Following Texas’ huge win over Iowa State Saturday night, eccentric UT defensive end Breckyn Hager punctuated a postgame meeting with the media with an “OU still sucks” blast directed at bitter rival Oklahoma. Monday, the Big 12 publicly reprimanded Hager for his words and stated that it expected a public apology from the player.

Monday night, that apology came from a contrite Hager.

I consider sportsmanship to be an essential part of the game I so truly love. I spoke with our athletics director Chris Del Conte and Coach Herman about what I said after Saturday’s game and understand why it reflected poorly on me and my team. I had no ill intentions when I made my comments about Oklahoma, which included a phrase that’s used by fans, but I have to realize that it’s different coming from me. My thought process was that it would put a fun and light-hearted charge into the greatest rivalry in college football that my family has been involved in playing in for many years, but I can see now that was not the way to do it.

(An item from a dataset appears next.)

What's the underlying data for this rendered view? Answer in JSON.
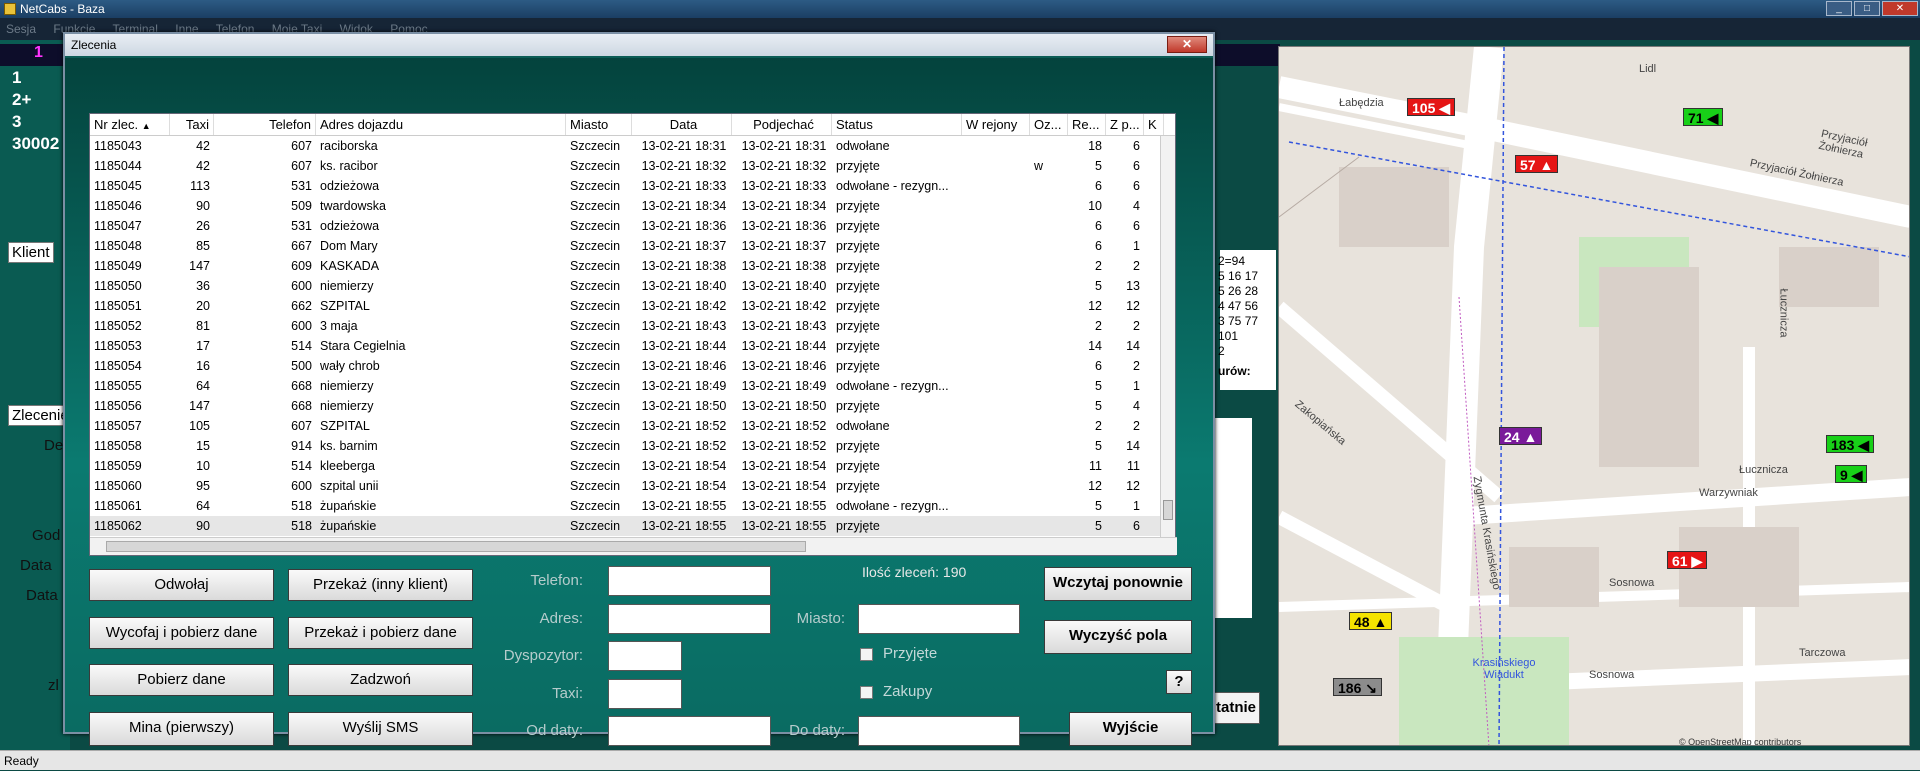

I have the utmost respect for the University of Oklahoma and their football program and know a number of players on their team, and I want to apologize to them. I want to represent myself, my family, my football program, my university and the Big 12 Conference in the best possible way. I’m truly sorry for the comments I made, will learn from this and will keep working to improve my ability to think about the ramifications of what I say before I say it.

If Texas beats Kansas and Oklahoma beats West Virginia this Saturday, the two Red River Shootout rivals will meet the following weekend in the Big 12 championship game.